What our response could have looked like was coordination, plus early warning, plus massive early testing and selective isolation. This is exactly what Korea did, which had its first few cases when we did, and they have beaten back the virus.
Trump officials thought that our pandemic response could all be constructed afterwards. In fact, President Trump said that the pandemic response people were fired because they were sitting around doing nothing and could always be hired back if a problem arose.
Well, we have fire departments, right? We don’t start talking about hiring firefighters as soon as we see a massive fire. But that’s what we’re doing now.
What could we have done? We could have had the firefighters in the White House and at the CDC and in public health departments with networks and systems ready to go from the first day.

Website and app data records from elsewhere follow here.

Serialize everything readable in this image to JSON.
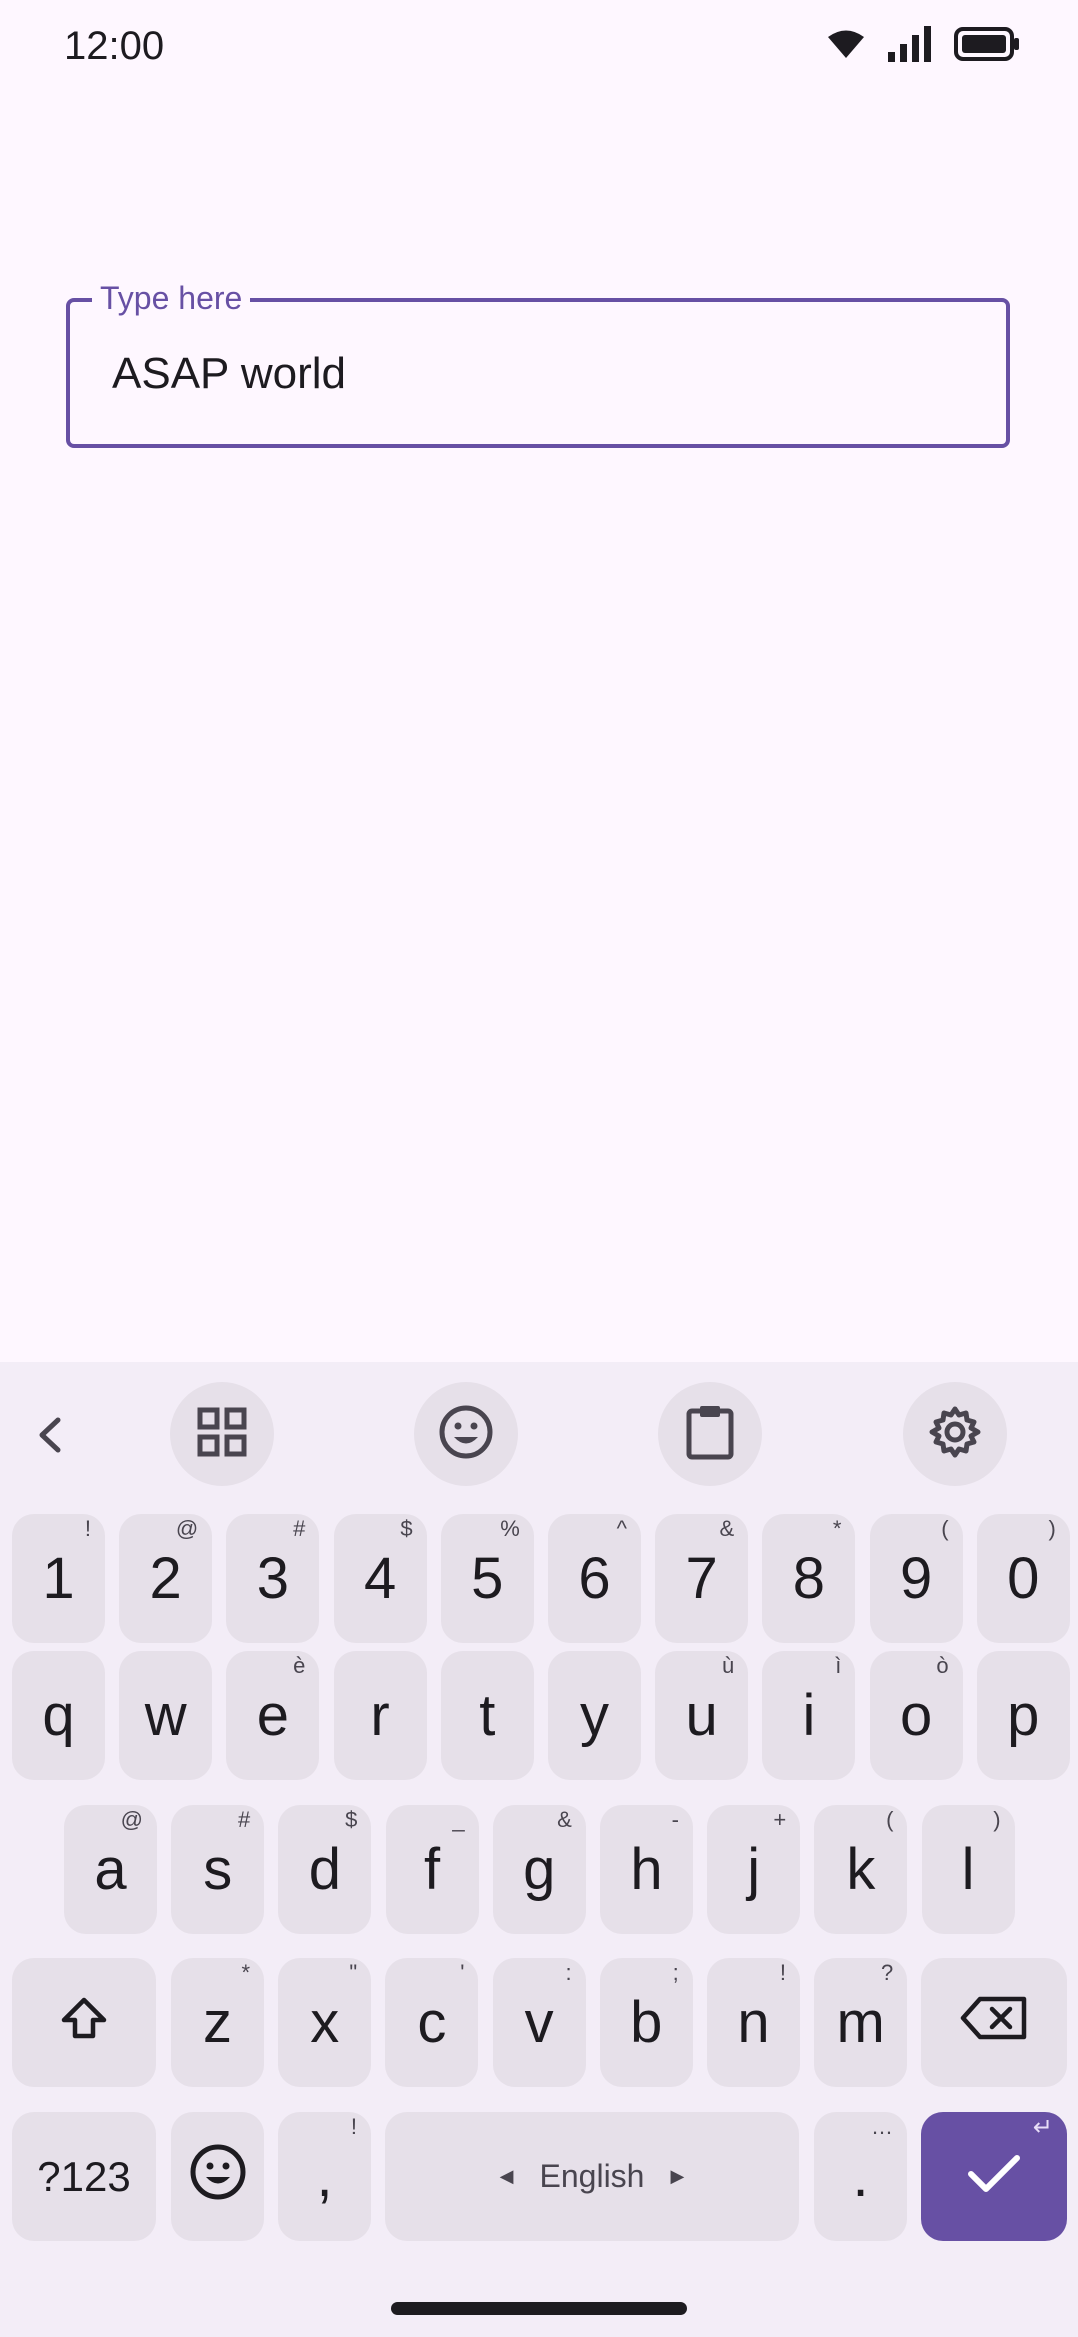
{
  "status_bar": {
    "time": "12:00",
    "icons": [
      "wifi-icon",
      "signal-icon",
      "battery-icon"
    ]
  },
  "text_field": {
    "label": "Type here",
    "value": "ASAP world"
  },
  "keyboard": {
    "toolbar": {
      "icons": [
        "chevron-left-icon",
        "grid-icon",
        "emoji-icon",
        "clipboard-icon",
        "gear-icon"
      ]
    },
    "rows": {
      "numbers": [
        {
          "main": "1",
          "hint": "!"
        },
        {
          "main": "2",
          "hint": "@"
        },
        {
          "main": "3",
          "hint": "#"
        },
        {
          "main": "4",
          "hint": "$"
        },
        {
          "main": "5",
          "hint": "%"
        },
        {
          "main": "6",
          "hint": "^"
        },
        {
          "main": "7",
          "hint": "&"
        },
        {
          "main": "8",
          "hint": "*"
        },
        {
          "main": "9",
          "hint": "("
        },
        {
          "main": "0",
          "hint": ")"
        }
      ],
      "row1": [
        {
          "main": "q",
          "hint": ""
        },
        {
          "main": "w",
          "hint": ""
        },
        {
          "main": "e",
          "hint": "è"
        },
        {
          "main": "r",
          "hint": ""
        },
        {
          "main": "t",
          "hint": ""
        },
        {
          "main": "y",
          "hint": ""
        },
        {
          "main": "u",
          "hint": "ù"
        },
        {
          "main": "i",
          "hint": "ì"
        },
        {
          "main": "o",
          "hint": "ò"
        },
        {
          "main": "p",
          "hint": ""
        }
      ],
      "row2": [
        {
          "main": "a",
          "hint": "@"
        },
        {
          "main": "s",
          "hint": "#"
        },
        {
          "main": "d",
          "hint": "$"
        },
        {
          "main": "f",
          "hint": "_"
        },
        {
          "main": "g",
          "hint": "&"
        },
        {
          "main": "h",
          "hint": "-"
        },
        {
          "main": "j",
          "hint": "+"
        },
        {
          "main": "k",
          "hint": "("
        },
        {
          "main": "l",
          "hint": ")"
        }
      ],
      "row3": [
        {
          "main": "z",
          "hint": "*"
        },
        {
          "main": "x",
          "hint": "\""
        },
        {
          "main": "c",
          "hint": "'"
        },
        {
          "main": "v",
          "hint": ":"
        },
        {
          "main": "b",
          "hint": ";"
        },
        {
          "main": "n",
          "hint": "!"
        },
        {
          "main": "m",
          "hint": "?"
        }
      ]
    },
    "bottom": {
      "symbols_label": "?123",
      "comma": ",",
      "comma_hint": "!",
      "space_label": "English",
      "period": ".",
      "period_hint": "…",
      "enter_hint": "↵"
    },
    "accent_color": "#6750A4"
  }
}
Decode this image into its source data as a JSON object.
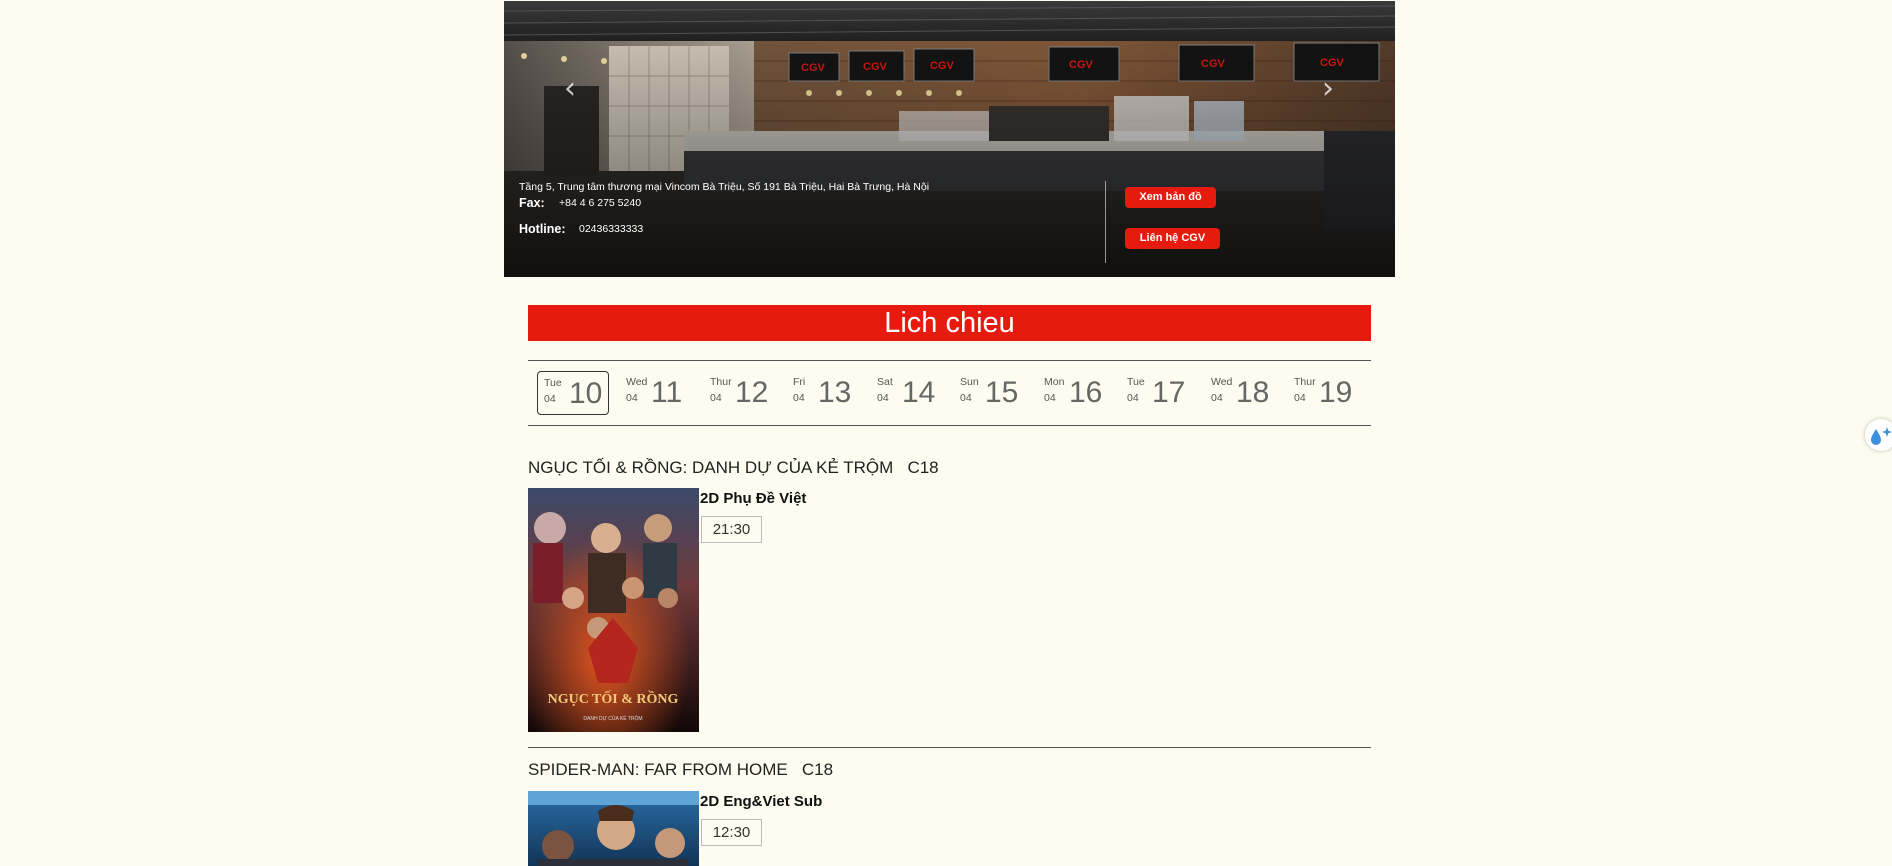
{
  "banner": {
    "address": "Tầng 5, Trung tâm thương mại Vincom Bà Triệu, Số 191 Bà Triệu, Hai Bà Trưng, Hà Nội",
    "fax_label": "Fax:",
    "fax_value": "+84 4 6 275 5240",
    "hotline_label": "Hotline:",
    "hotline_value": "02436333333",
    "map_button": "Xem bản đồ",
    "contact_button": "Liên hệ CGV",
    "prev_icon": "chevron-left-icon",
    "next_icon": "chevron-right-icon",
    "accent": "#e71a0f"
  },
  "schedule_title": "Lich chieu",
  "dates": [
    {
      "weekday": "Tue",
      "month": "04",
      "day": "10",
      "active": true
    },
    {
      "weekday": "Wed",
      "month": "04",
      "day": "11"
    },
    {
      "weekday": "Thur",
      "month": "04",
      "day": "12"
    },
    {
      "weekday": "Fri",
      "month": "04",
      "day": "13"
    },
    {
      "weekday": "Sat",
      "month": "04",
      "day": "14"
    },
    {
      "weekday": "Sun",
      "month": "04",
      "day": "15"
    },
    {
      "weekday": "Mon",
      "month": "04",
      "day": "16"
    },
    {
      "weekday": "Tue",
      "month": "04",
      "day": "17"
    },
    {
      "weekday": "Wed",
      "month": "04",
      "day": "18"
    },
    {
      "weekday": "Thur",
      "month": "04",
      "day": "19"
    }
  ],
  "movies": [
    {
      "title": "NGỤC TỐI & RỒNG: DANH DỰ CỦA KẺ TRỘM",
      "rating": "C18",
      "format": "2D Phụ Đề Việt",
      "times": [
        "21:30"
      ],
      "poster_text": "NGỤC TỐI & RỒNG"
    },
    {
      "title": "SPIDER-MAN: FAR FROM HOME",
      "rating": "C18",
      "format": "2D Eng&Viet Sub",
      "times": [
        "12:30"
      ]
    }
  ]
}
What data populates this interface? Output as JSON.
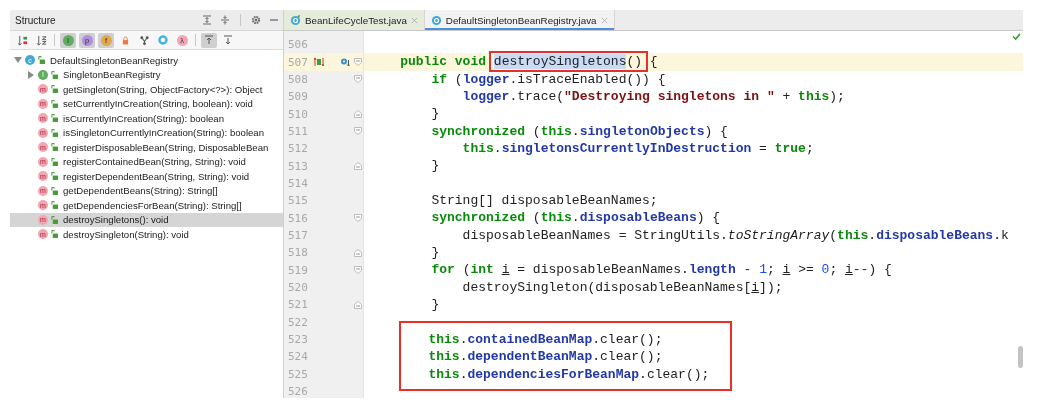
{
  "structure": {
    "title": "Structure",
    "toolbar": [
      {
        "kind": "sort-visibility",
        "on": false
      },
      {
        "kind": "sort-alpha",
        "on": false
      },
      {
        "kind": "badge",
        "glyph": "I",
        "color": "#5fae5f",
        "on": true
      },
      {
        "kind": "badge",
        "glyph": "p",
        "color": "#b08ee0",
        "on": true
      },
      {
        "kind": "badge",
        "glyph": "f",
        "color": "#e3a84a",
        "on": true
      },
      {
        "kind": "lock",
        "on": false
      },
      {
        "kind": "fork",
        "on": false
      },
      {
        "kind": "ring",
        "on": false
      },
      {
        "kind": "badge",
        "glyph": "λ",
        "color": "#f4a6b8",
        "on": false
      },
      {
        "kind": "scroll-to",
        "on": true
      },
      {
        "kind": "scroll-from",
        "on": false
      }
    ],
    "tree": [
      {
        "label": "DefaultSingletonBeanRegistry",
        "kind": "class",
        "badge": "c",
        "expanded": true,
        "selected": false,
        "children": [
          {
            "label": "SingletonBeanRegistry",
            "kind": "interface",
            "badge": "I",
            "expanded": false,
            "selected": false
          },
          {
            "label": "getSingleton(String, ObjectFactory<?>): Object",
            "kind": "method",
            "badge": "m",
            "selected": false
          },
          {
            "label": "setCurrentlyInCreation(String, boolean): void",
            "kind": "method",
            "badge": "m",
            "selected": false
          },
          {
            "label": "isCurrentlyInCreation(String): boolean",
            "kind": "method",
            "badge": "m",
            "selected": false
          },
          {
            "label": "isSingletonCurrentlyInCreation(String): boolean",
            "kind": "method",
            "badge": "m",
            "selected": false
          },
          {
            "label": "registerDisposableBean(String, DisposableBean",
            "kind": "method",
            "badge": "m",
            "selected": false
          },
          {
            "label": "registerContainedBean(String, String): void",
            "kind": "method",
            "badge": "m",
            "selected": false
          },
          {
            "label": "registerDependentBean(String, String): void",
            "kind": "method",
            "badge": "m",
            "selected": false
          },
          {
            "label": "getDependentBeans(String): String[]",
            "kind": "method",
            "badge": "m",
            "selected": false
          },
          {
            "label": "getDependenciesForBean(String): String[]",
            "kind": "method",
            "badge": "m",
            "selected": false
          },
          {
            "label": "destroySingletons(): void",
            "kind": "method",
            "badge": "m",
            "selected": true
          },
          {
            "label": "destroySingleton(String): void",
            "kind": "method",
            "badge": "m",
            "selected": false
          }
        ]
      }
    ]
  },
  "editor": {
    "tabs": [
      {
        "label": "BeanLifeCycleTest.java",
        "kind": "test",
        "selected": false
      },
      {
        "label": "DefaultSingletonBeanRegistry.java",
        "kind": "class",
        "selected": true
      }
    ],
    "lines": [
      {
        "kind": "line",
        "number": "506",
        "current": false
      },
      {
        "kind": "line",
        "number": "507",
        "current": true,
        "markers": [
          {
            "kind": "override"
          },
          {
            "kind": "implemented"
          }
        ],
        "fold": {
          "kind": "start"
        },
        "tokens": [
          {
            "kind": "kw",
            "text": "    public void "
          },
          {
            "kind": "box",
            "tokens": [
              {
                "kind": "selected",
                "text": "destroySingletons"
              },
              {
                "kind": "plain",
                "text": "()"
              }
            ]
          },
          {
            "kind": "plain",
            "text": " {"
          }
        ]
      },
      {
        "kind": "line",
        "number": "508",
        "current": false,
        "fold": {
          "kind": "start"
        },
        "tokens": [
          {
            "kind": "kw",
            "text": "        if"
          },
          {
            "kind": "plain",
            "text": " ("
          },
          {
            "kind": "field",
            "text": "logger"
          },
          {
            "kind": "plain",
            "text": ".isTraceEnabled()) {"
          }
        ]
      },
      {
        "kind": "line",
        "number": "509",
        "current": false,
        "tokens": [
          {
            "kind": "field",
            "text": "            logger"
          },
          {
            "kind": "plain",
            "text": ".trace("
          },
          {
            "kind": "str",
            "text": "\"Destroying singletons in \""
          },
          {
            "kind": "plain",
            "text": " + "
          },
          {
            "kind": "kw",
            "text": "this"
          },
          {
            "kind": "plain",
            "text": ");"
          }
        ]
      },
      {
        "kind": "line",
        "number": "510",
        "current": false,
        "fold": {
          "kind": "end"
        },
        "tokens": [
          {
            "kind": "plain",
            "text": "        }"
          }
        ]
      },
      {
        "kind": "line",
        "number": "511",
        "current": false,
        "fold": {
          "kind": "start"
        },
        "tokens": [
          {
            "kind": "kw",
            "text": "        synchronized"
          },
          {
            "kind": "plain",
            "text": " ("
          },
          {
            "kind": "kw",
            "text": "this"
          },
          {
            "kind": "plain",
            "text": "."
          },
          {
            "kind": "field",
            "text": "singletonObjects"
          },
          {
            "kind": "plain",
            "text": ") {"
          }
        ]
      },
      {
        "kind": "line",
        "number": "512",
        "current": false,
        "tokens": [
          {
            "kind": "kw",
            "text": "            this"
          },
          {
            "kind": "plain",
            "text": "."
          },
          {
            "kind": "field",
            "text": "singletonsCurrentlyInDestruction"
          },
          {
            "kind": "plain",
            "text": " = "
          },
          {
            "kind": "kw",
            "text": "true"
          },
          {
            "kind": "plain",
            "text": ";"
          }
        ]
      },
      {
        "kind": "line",
        "number": "513",
        "current": false,
        "fold": {
          "kind": "end"
        },
        "tokens": [
          {
            "kind": "plain",
            "text": "        }"
          }
        ]
      },
      {
        "kind": "line",
        "number": "514",
        "current": false
      },
      {
        "kind": "line",
        "number": "515",
        "current": false,
        "tokens": [
          {
            "kind": "plain",
            "text": "        String[] disposableBeanNames;"
          }
        ]
      },
      {
        "kind": "line",
        "number": "516",
        "current": false,
        "fold": {
          "kind": "start"
        },
        "tokens": [
          {
            "kind": "kw",
            "text": "        synchronized"
          },
          {
            "kind": "plain",
            "text": " ("
          },
          {
            "kind": "kw",
            "text": "this"
          },
          {
            "kind": "plain",
            "text": "."
          },
          {
            "kind": "field",
            "text": "disposableBeans"
          },
          {
            "kind": "plain",
            "text": ") {"
          }
        ]
      },
      {
        "kind": "line",
        "number": "517",
        "current": false,
        "tokens": [
          {
            "kind": "plain",
            "text": "            disposableBeanNames = StringUtils."
          },
          {
            "kind": "italic",
            "text": "toStringArray"
          },
          {
            "kind": "plain",
            "text": "("
          },
          {
            "kind": "kw",
            "text": "this"
          },
          {
            "kind": "plain",
            "text": "."
          },
          {
            "kind": "field",
            "text": "disposableBeans"
          },
          {
            "kind": "plain",
            "text": ".k"
          }
        ]
      },
      {
        "kind": "line",
        "number": "518",
        "current": false,
        "fold": {
          "kind": "end"
        },
        "tokens": [
          {
            "kind": "plain",
            "text": "        }"
          }
        ]
      },
      {
        "kind": "line",
        "number": "519",
        "current": false,
        "fold": {
          "kind": "start"
        },
        "tokens": [
          {
            "kind": "kw",
            "text": "        for"
          },
          {
            "kind": "plain",
            "text": " ("
          },
          {
            "kind": "kw",
            "text": "int "
          },
          {
            "kind": "var",
            "text": "i"
          },
          {
            "kind": "plain",
            "text": " = disposableBeanNames."
          },
          {
            "kind": "field",
            "text": "length"
          },
          {
            "kind": "plain",
            "text": " - "
          },
          {
            "kind": "num",
            "text": "1"
          },
          {
            "kind": "plain",
            "text": "; "
          },
          {
            "kind": "var",
            "text": "i"
          },
          {
            "kind": "plain",
            "text": " >= "
          },
          {
            "kind": "num",
            "text": "0"
          },
          {
            "kind": "plain",
            "text": "; "
          },
          {
            "kind": "var",
            "text": "i"
          },
          {
            "kind": "plain",
            "text": "--) {"
          }
        ]
      },
      {
        "kind": "line",
        "number": "520",
        "current": false,
        "tokens": [
          {
            "kind": "plain",
            "text": "            destroySingleton(disposableBeanNames["
          },
          {
            "kind": "var",
            "text": "i"
          },
          {
            "kind": "plain",
            "text": "]);"
          }
        ]
      },
      {
        "kind": "line",
        "number": "521",
        "current": false,
        "fold": {
          "kind": "end"
        },
        "tokens": [
          {
            "kind": "plain",
            "text": "        }"
          }
        ]
      },
      {
        "kind": "line",
        "number": "522",
        "current": false
      },
      {
        "kind": "box",
        "lines": [
          {
            "kind": "line",
            "number": "523",
            "current": false,
            "tokens": [
              {
                "kind": "kw",
                "text": "        this"
              },
              {
                "kind": "plain",
                "text": "."
              },
              {
                "kind": "field",
                "text": "containedBeanMap"
              },
              {
                "kind": "plain",
                "text": ".clear();"
              }
            ]
          },
          {
            "kind": "line",
            "number": "524",
            "current": false,
            "tokens": [
              {
                "kind": "kw",
                "text": "        this"
              },
              {
                "kind": "plain",
                "text": "."
              },
              {
                "kind": "field",
                "text": "dependentBeanMap"
              },
              {
                "kind": "plain",
                "text": ".clear();"
              }
            ]
          },
          {
            "kind": "line",
            "number": "525",
            "current": false,
            "tokens": [
              {
                "kind": "kw",
                "text": "        this"
              },
              {
                "kind": "plain",
                "text": "."
              },
              {
                "kind": "field",
                "text": "dependenciesForBeanMap"
              },
              {
                "kind": "plain",
                "text": ".clear();"
              }
            ]
          }
        ]
      },
      {
        "kind": "line",
        "number": "526",
        "current": false
      }
    ]
  }
}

We didn’t have that.
So guess what? The house is burning down.
What could have happened? It’s hard to say. But we wouldn’t be trying to fight this fire while it’s roaring, with blindfolds.
Disasters like this are a time when normal thinking and acting ends and society can take quantum leaps in a different direction — hopefully for the better and not for the worse. These can be times for big ideas. What is a big idea for how we could reshape how we do healthcare and public health in this country? This could be the silver lining of this pandemic.
Public health functions are done at the local level. Health departments are typically starved for funds. They barely have enough people to carry out even the minimal functions of those departments, no less connect on a regional and national level to respond to emergencies and to the huge public health problems that we face.
We think that we’re powerless against these plagues. But we’re not. A robust public health infrastructure is a great defense. Now we’re seeing the price of not having one.
The CDC has also been cut to the bone. It’s very dispiriting to hear that even in the face of this pandemic, the Trump administration was just last week justifying another 15% cut to the CDC. That’s our national public health agency. They are our firefighters.
What we need to do once we get through this is to have a much more robustly funded and coordinated public health infrastructure at the local, state and national levels. I hope we still have the resources left and political will to do it.